So what is holding us back? Why can’t we pull of the same stunt as we did with all the other, already mentioned projects? Simple. The lack of threat. The US needed a nuclear bomb, because some people realized it could be necessary to win the war. (It wasn’t, in the end, but sure it came handy later.) Computers were necessary because the bloody Germans had a very sophisticated cypher mechanism which needed to be cracked constantly if Britain was to survive without reverting to cannibalism.

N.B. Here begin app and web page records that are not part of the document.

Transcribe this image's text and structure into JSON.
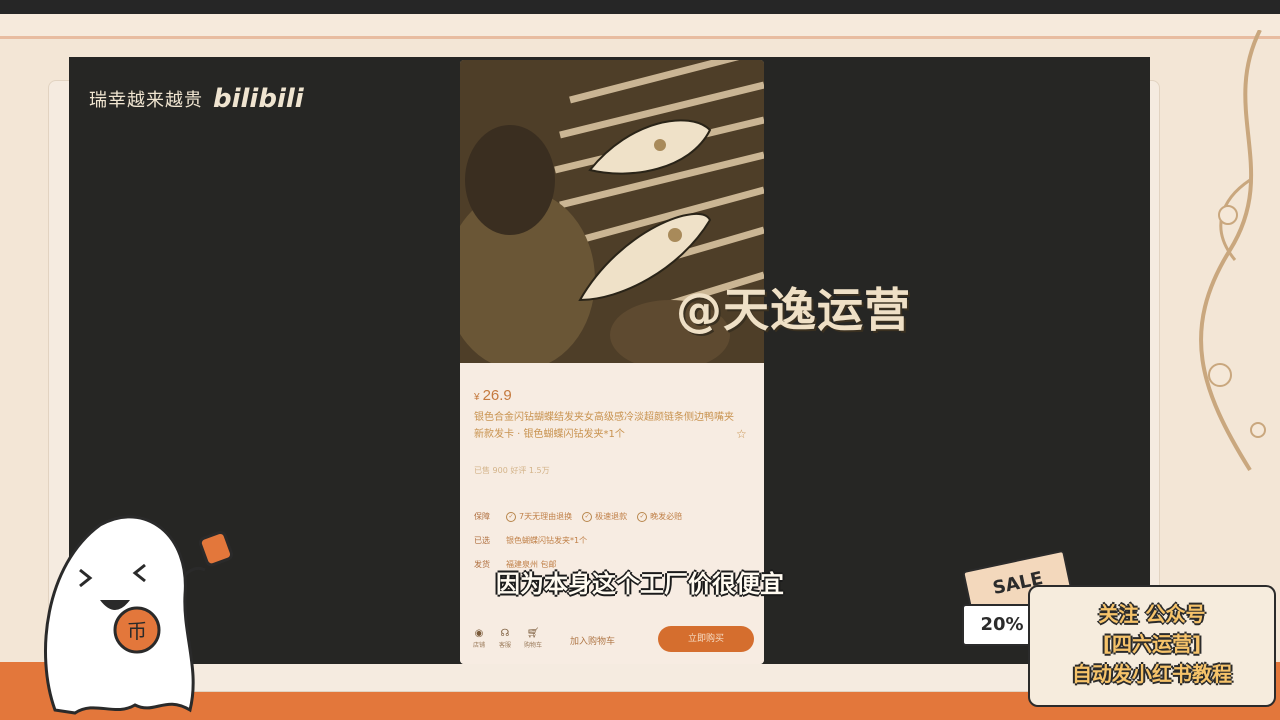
{
  "channel": {
    "name": "瑞幸越来越贵",
    "platform_logo": "bilibili"
  },
  "product": {
    "price_symbol": "¥",
    "price": "26.9",
    "title": "银色合金闪钻蝴蝶结发夹女高级感冷淡超颜链条侧边鸭嘴夹新款发卡 · 银色蝴蝶闪钻发夹*1个",
    "meta": "已售 900    好评 1.5万",
    "guarantee_label": "保障",
    "guarantees": [
      "7天无理由退换",
      "极速退款",
      "晚发必赔"
    ],
    "selected_label": "已选",
    "selected_value": "银色蝴蝶闪钻发夹*1个",
    "ship_label": "发货",
    "ship_value": "福建泉州    包邮",
    "bottom_icons": [
      {
        "label": "店铺"
      },
      {
        "label": "客服"
      },
      {
        "label": "购物车"
      }
    ],
    "cart_badge": "1",
    "add_to_cart": "加入购物车",
    "buy_now": "立即购买"
  },
  "watermark": "@天逸运营",
  "subtitle": "因为本身这个工厂价很便宜",
  "promo": {
    "sale": "SALE",
    "discount": "20%",
    "line1": "关注 公众号",
    "line2": "[四六运营]",
    "line3": "自动发小红书教程"
  },
  "colors": {
    "background": "#f3e6d6",
    "video_bg": "#262624",
    "accent_orange": "#e3773b",
    "buy_button": "#d56e2e"
  }
}
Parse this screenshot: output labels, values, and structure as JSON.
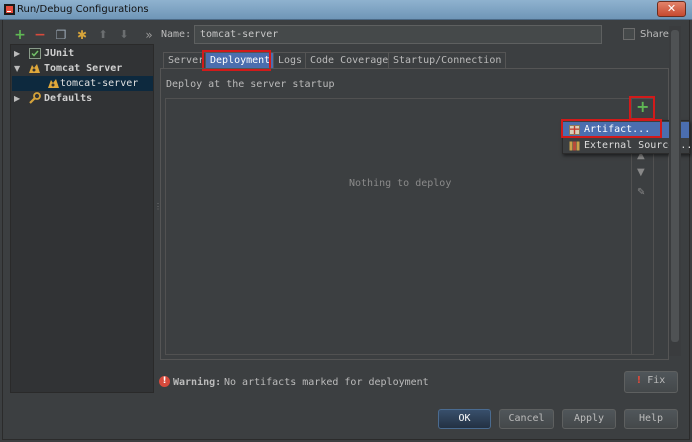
{
  "window": {
    "title": "Run/Debug Configurations",
    "close_glyph": "✕"
  },
  "toolbar": {
    "add_glyph": "+",
    "remove_glyph": "−",
    "copy_glyph": "❐",
    "settings_glyph": "✱",
    "up_glyph": "⬆",
    "down_glyph": "⬇",
    "more_glyph": "»"
  },
  "tree": {
    "items": [
      {
        "label": "JUnit",
        "expanded": false
      },
      {
        "label": "Tomcat Server",
        "expanded": true
      },
      {
        "label": "tomcat-server",
        "selected": true
      },
      {
        "label": "Defaults",
        "expanded": false
      }
    ],
    "arrow_collapsed": "▶",
    "arrow_expanded": "▼"
  },
  "name_field": {
    "label": "Name:",
    "value": "tomcat-server"
  },
  "share": {
    "label": "Share",
    "checked": false
  },
  "tabs": [
    {
      "label": "Server",
      "active": false
    },
    {
      "label": "Deployment",
      "active": true
    },
    {
      "label": "Logs",
      "active": false
    },
    {
      "label": "Code Coverage",
      "active": false
    },
    {
      "label": "Startup/Connection",
      "active": false
    }
  ],
  "deployment": {
    "section_label": "Deploy at the server startup",
    "empty_text": "Nothing to deploy",
    "add_glyph": "+",
    "side_icons": [
      "▲",
      "▼",
      "✎"
    ]
  },
  "popup": {
    "items": [
      {
        "label": "Artifact...",
        "selected": true
      },
      {
        "label": "External Source...",
        "selected": false
      }
    ]
  },
  "warning": {
    "icon_glyph": "!",
    "bold": "Warning:",
    "text": "No artifacts marked for deployment"
  },
  "buttons": {
    "fix": "Fix",
    "fix_glyph": "!",
    "ok": "OK",
    "cancel": "Cancel",
    "apply": "Apply",
    "help": "Help"
  },
  "colors": {
    "background": "#3c3f41",
    "tree_background": "#313335",
    "selection": "#4b6eaf",
    "highlight_box": "#d21a1a",
    "add_green": "#5fb854",
    "warning_red": "#d64a3c"
  }
}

Apollo was necessary because the two superpowers got into a dick-waving contest about reaching the Moon (and polishing their ICBM technology in the meantime). Pox vaccination was prudent, because the Western World realized it will not be safe from this ancient killer as long as those poor brown people still kept dying from it. (Don’t forget, before the effective vaccination virtually everyone in this world was guaranteed a round of Russian roulette with the virus, with two bullets in the chamber. The mortality was about 30% in Europe, and up to 90% in the Americas.) All of these cases had an underlying threat that needed to be tackled. But not all threats are equal; after all climate change is really going to mess our days up, but it’s not an acute threat. It will happen in a few decades, most likely to our children, not to us. Not to mention it will happen to poor people first, anyway. In the meanwhile a lot of people will keep getting rich by derailing the (scientifically already settled) debate, in order to make sure that no action is taken. So the threat has to be acute, and big enough to make sure that special interests cannot kill the incentive, and convince people that they actually have to do something instead of sitting on their lazy asses in front of a flat-screen TV. Perhaps if we invented an alien civilization that is planning to take over the world by spreading cancer, we would get somewhere. The sad thing most likely we will not do anything. We’re just a bunch of short-sighted monkeys unable to see what is wrong with us. Tragedy of the commons, my ass.
Don’t look at me like that.
OK, rants off.
(Hm, maybe this whole personalized treatment really is around the corner. But I’m still right, you know.)